▸ Exercise instructions
How many lines in the listing below hold the word "kind"? Answer with the number only.

▸ Given entries
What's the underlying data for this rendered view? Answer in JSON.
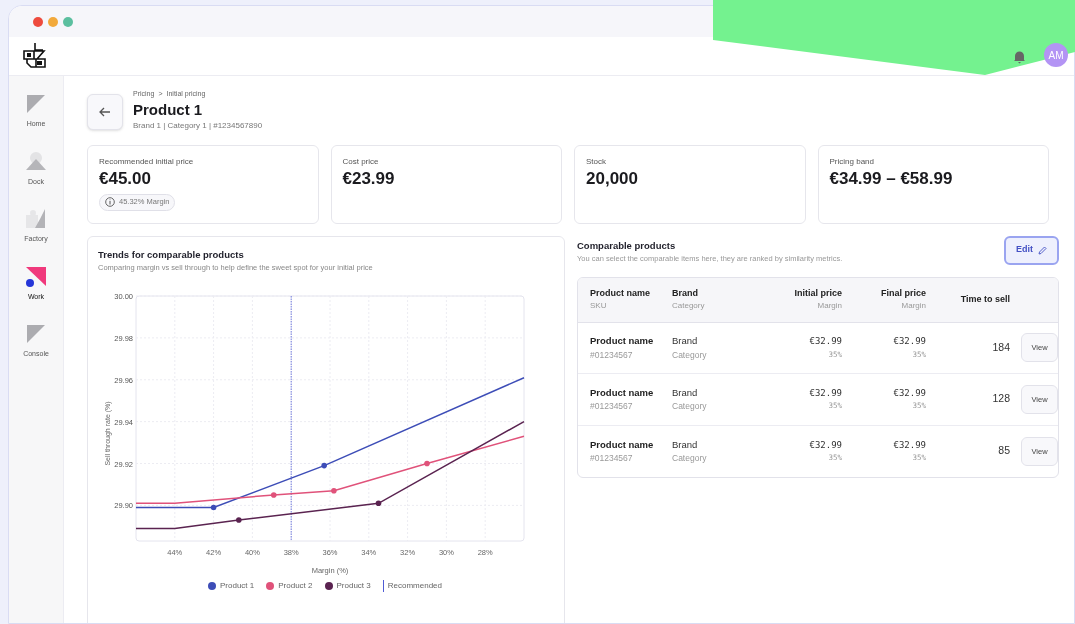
{
  "window": {
    "controls": [
      {
        "color": "#ee4b3e"
      },
      {
        "color": "#f2a93b"
      },
      {
        "color": "#5bbf9f"
      }
    ]
  },
  "header": {
    "avatar": "AM"
  },
  "sidebar": {
    "items": [
      {
        "label": "Home",
        "kind": "home",
        "selected": false
      },
      {
        "label": "Dock",
        "kind": "dock",
        "selected": false
      },
      {
        "label": "Factory",
        "kind": "factory",
        "selected": false
      },
      {
        "label": "Work",
        "kind": "work",
        "selected": true
      },
      {
        "label": "Console",
        "kind": "console",
        "selected": false
      }
    ]
  },
  "breadcrumb": {
    "items": [
      "Pricing",
      "Initial pricing"
    ],
    "separator": ">"
  },
  "product": {
    "title": "Product 1",
    "subtitle": "Brand 1 | Category 1 | #1234567890"
  },
  "stats": [
    {
      "label": "Recommended initial price",
      "value": "€45.00",
      "badge": "45.32% Margin"
    },
    {
      "label": "Cost price",
      "value": "€23.99"
    },
    {
      "label": "Stock",
      "value": "20,000"
    },
    {
      "label": "Pricing band",
      "value": "€34.99 – €58.99"
    }
  ],
  "trends": {
    "title": "Trends for comparable products",
    "subtitle": "Comparing margin vs sell through to help define the sweet spot for your initial price",
    "chart_data": {
      "type": "line",
      "xlabel": "Margin (%)",
      "ylabel": "Sell through rate (%)",
      "xlim": [
        46,
        26
      ],
      "ylim": [
        29.883,
        30.0
      ],
      "xticks": [
        {
          "value": 44,
          "label": "44%"
        },
        {
          "value": 42,
          "label": "42%"
        },
        {
          "value": 40,
          "label": "40%"
        },
        {
          "value": 38,
          "label": "38%"
        },
        {
          "value": 36,
          "label": "36%"
        },
        {
          "value": 34,
          "label": "34%"
        },
        {
          "value": 32,
          "label": "32%"
        },
        {
          "value": 30,
          "label": "30%"
        },
        {
          "value": 28,
          "label": "28%"
        }
      ],
      "yticks": [
        {
          "value": 29.9,
          "label": "29.90"
        },
        {
          "value": 29.92,
          "label": "29.92"
        },
        {
          "value": 29.94,
          "label": "29.94"
        },
        {
          "value": 29.96,
          "label": "29.96"
        },
        {
          "value": 29.98,
          "label": "29.98"
        },
        {
          "value": 30.0,
          "label": "30.00"
        }
      ],
      "series": [
        {
          "name": "Product 1",
          "color": "#3d4db7",
          "x": [
            46,
            42,
            36.3,
            26
          ],
          "values": [
            29.899,
            29.899,
            29.919,
            29.961
          ]
        },
        {
          "name": "Product 2",
          "color": "#e0527a",
          "x": [
            46,
            44,
            38.9,
            35.8,
            31,
            26
          ],
          "values": [
            29.901,
            29.901,
            29.905,
            29.907,
            29.92,
            29.933
          ]
        },
        {
          "name": "Product 3",
          "color": "#5a2350",
          "x": [
            46,
            44,
            40.7,
            33.5,
            26
          ],
          "values": [
            29.889,
            29.889,
            29.893,
            29.901,
            29.94
          ]
        }
      ],
      "grid": true,
      "ref_lines": [
        {
          "axis": "x",
          "value": 38,
          "label": "Recommended"
        }
      ]
    }
  },
  "comparable": {
    "title": "Comparable products",
    "subtitle": "You can select the comparable items here, they are ranked by similarity metrics.",
    "edit_button": "Edit",
    "columns": [
      {
        "title": "Product name",
        "subtitle": "SKU"
      },
      {
        "title": "Brand",
        "subtitle": "Category"
      },
      {
        "title": "Initial price",
        "subtitle": "Margin"
      },
      {
        "title": "Final price",
        "subtitle": "Margin"
      },
      {
        "title": "Time to sell"
      }
    ],
    "rows": [
      {
        "cells": [
          [
            "Product name",
            "#01234567"
          ],
          [
            "Brand",
            "Category"
          ],
          [
            "€32.99",
            "35%"
          ],
          [
            "€32.99",
            "35%"
          ],
          [
            "184"
          ]
        ],
        "action": "View"
      },
      {
        "cells": [
          [
            "Product name",
            "#01234567"
          ],
          [
            "Brand",
            "Category"
          ],
          [
            "€32.99",
            "35%"
          ],
          [
            "€32.99",
            "35%"
          ],
          [
            "128"
          ]
        ],
        "action": "View"
      },
      {
        "cells": [
          [
            "Product name",
            "#01234567"
          ],
          [
            "Brand",
            "Category"
          ],
          [
            "€32.99",
            "35%"
          ],
          [
            "€32.99",
            "35%"
          ],
          [
            "85"
          ]
        ],
        "action": "View"
      }
    ]
  }
}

▸ Reply to the exercise
5